Together with sociologist and feminist Nina Kovoets, we sent out a little questionnaire to the general GEN Europe list to get some data about the situation of women in the ecovillages – at least in Europe. We received 18 replies – which is probably not very representative but gives a taste of what people in the movements feel about women’s empowerment and gender roles. Thank you to all who took the time to reply.
The majority of the communities and projects that answered have slightly more women than men, and nearly all of them feel that women are better off in communities than outside of communities: “The theme of being and living in a community on its own is a women-supporting thing. It supports women a lot.”
Many mention the way that children are taken care of in a communitarian way: “Children are seen as part of the community and its life”, says one, and another mentions the costs: “Food and other costs are paid per adult person, so families are financially supported by all.”
This seems to be reality in many groups: “The whole group takes care of several ‘mothering’ tasks, and the whole community supports the upbringing of the child also economically.”
We found a larger variety of answers on the question of whether the women are mainly working in traditional female jobs or not. In many cases women seem to choose traditional female jobs such as working in the kitchens, but it is not regarded as a ‘lower’ position.
This situation might speak for many ecovillages: “There are more women in the kitchen than men, but also some men. There are women working in the garden and in construction, but less than men. Women do more of the social work in the community.”
One writes that the women of her community are “weavers of relations, taking care of events and planning future activities. I don’t know if these tasks are traditionally female, but they fit us.”
Another says: “We encourage women (and men) to try things that they may not have done before because it falls outside the traditional roles.”
Some ecovillages are composed of traditional and intentional communities, which is also reflected in the gender roles, as this person says: “The older members of our Bulgarian community divide into traditional roles. The younger members, less so whenever possible.”
“In our project in Palestine we all work in the fields with our children, since the principle of large tribes is active, and the children are just part of the big we.”

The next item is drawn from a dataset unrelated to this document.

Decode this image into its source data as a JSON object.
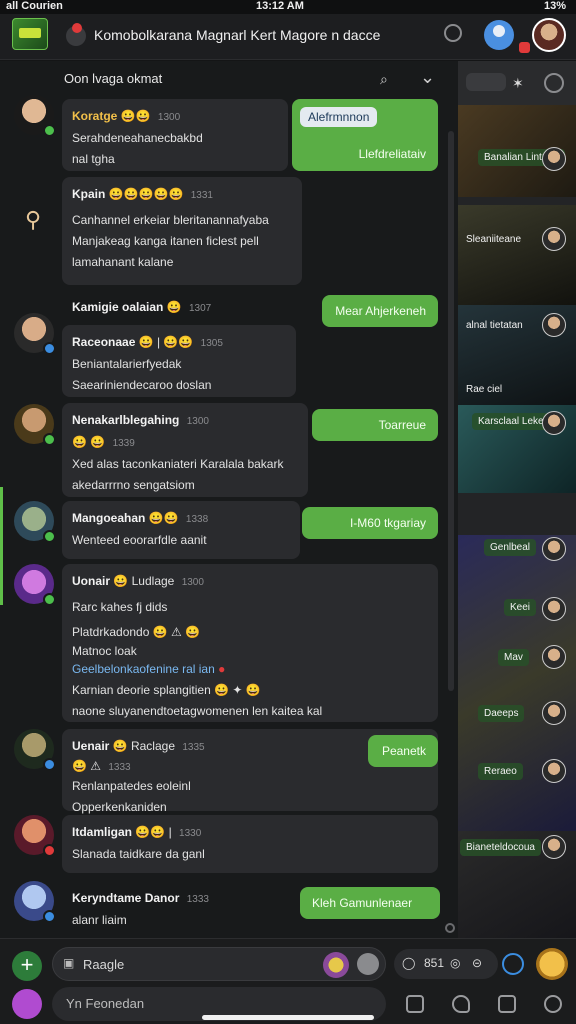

In communities which unite people under one aim, the gender opposition seems to be less important, as this person says: “We work hand in hand more naturally because of joined vision.”
On the question about women in leadership positions, most communities say that it is not only half and half, but even more women are in leading positions: “It’s easier for women to get into leadership positions. I’d say 60-70% of leadership positions are done by women.”

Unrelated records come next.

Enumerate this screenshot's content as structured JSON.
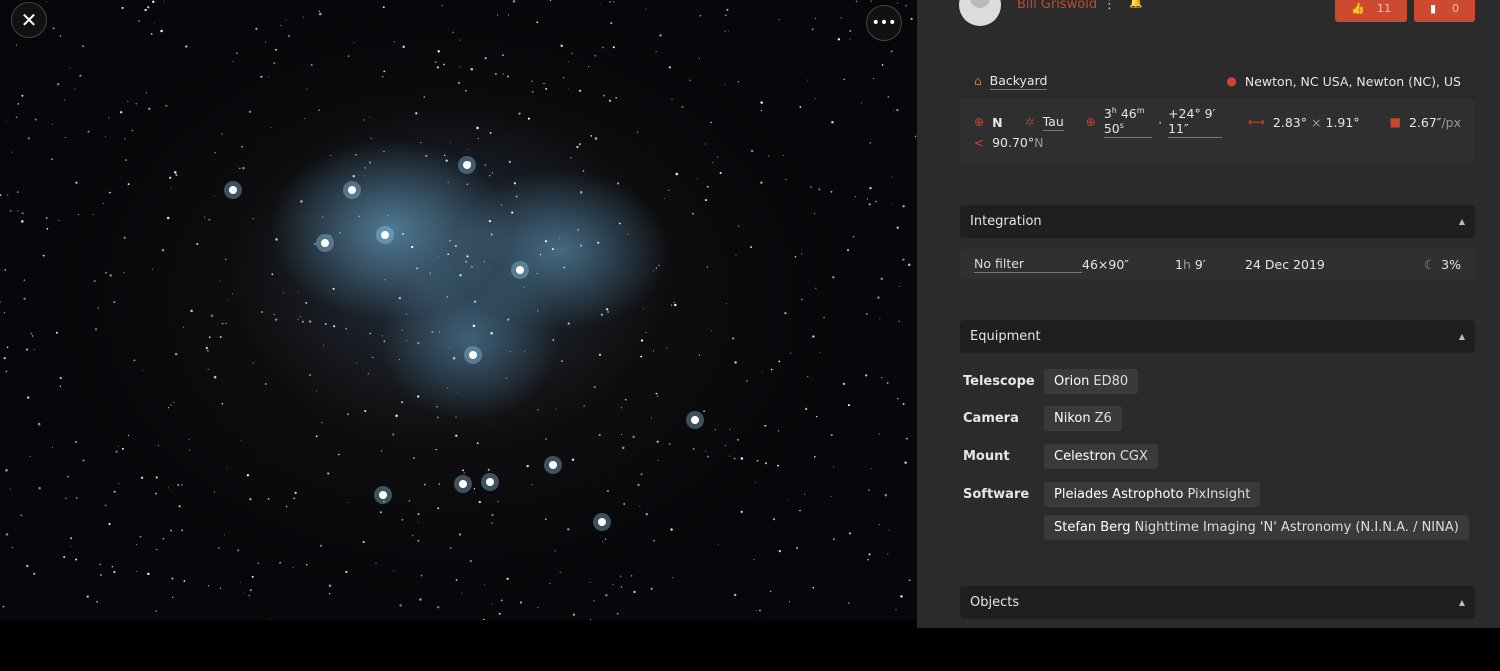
{
  "viewer": {
    "close_icon": "close-icon",
    "more_icon": "more-horizontal-icon"
  },
  "user": {
    "name": "Bill Griswold"
  },
  "actions": {
    "likes": "11",
    "bookmarks": "0"
  },
  "colors": {
    "accent": "#cc4a2f",
    "panel": "#2b2b2b"
  },
  "location": {
    "site": "Backyard",
    "place": "Newton, NC USA, Newton (NC), US"
  },
  "astrometry": {
    "orientation": "N",
    "constellation": "Tau",
    "ra_h": "3",
    "ra_m": "46",
    "ra_s": "50",
    "dec": "+24° 9′ 11″",
    "fov_w": "2.83°",
    "fov_sep": "×",
    "fov_h": "1.91°",
    "scale": "2.67″",
    "scale_unit": "/px",
    "rotation": "90.70°",
    "rotation_unit": "N"
  },
  "integration": {
    "title": "Integration",
    "filter": "No filter",
    "frames": "46×90″",
    "total_h": "1",
    "total_h_unit": "h",
    "total_m": "9′",
    "date": "24 Dec 2019",
    "moon": "3%"
  },
  "equipment": {
    "title": "Equipment",
    "rows": [
      {
        "label": "Telescope",
        "items": [
          {
            "brand": "Orion",
            "name": "ED80"
          }
        ]
      },
      {
        "label": "Camera",
        "items": [
          {
            "brand": "Nikon",
            "name": "Z6"
          }
        ]
      },
      {
        "label": "Mount",
        "items": [
          {
            "brand": "Celestron",
            "name": "CGX"
          }
        ]
      },
      {
        "label": "Software",
        "items": [
          {
            "brand": "Pleiades Astrophoto",
            "name": "PixInsight"
          },
          {
            "brand": "Stefan Berg",
            "name": "Nighttime Imaging 'N' Astronomy (N.I.N.A. / NINA)"
          }
        ]
      }
    ]
  },
  "objects": {
    "title": "Objects"
  }
}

“As leadership positions are also a kind of ´social work´, for the community, it is done more by women.”
Another person wrote: “Women in our community have the leadership but they are not aware of that.” And another: “Even in the traditional sectors where it looks like the men are in charge, it is the women who really make the decisions.”
Most communities seem to have talks about gender roles, women´s groups and men´s groups. “We women feel quite empowered by our role in the community. We do monthly women circles that help to promote this feeling.”
“Our opinions as our roles in the community are very respected but sometimes we, as women, miss enough self-confidence to fully play this role”, another woman answers.
Half of the answering communities are “doing something to increase the love and understanding between men and women”, for example: “Men and women groups, Forum, days for love and partnership, meetings for these issues… and many other methods.”
“We are giving the women the chance to remember the great knowledge that they carry anyhow, by feeling empowered and seen, mainly as they understand more and more the connection between political activism and been part of ecological resistance. Especially in Palestine, this issue is important.”
Not in all the tribes do people have time to work on more understanding: “The women in the traditional sector are too busy doing everything they have done for hundreds of years. Taking care of the animals, growing vegetables and preserving fruit and vegetables. Not to mention all the other things women do.”
Two final statements show that in spite of the similarities, communities have a diverse image of their capacity for women’s empowerment: “The tendency is to replicate the main-stream, sometimes without being aware.”
“I believe we are mirroring a growing paradigm where women’s roles are changing.”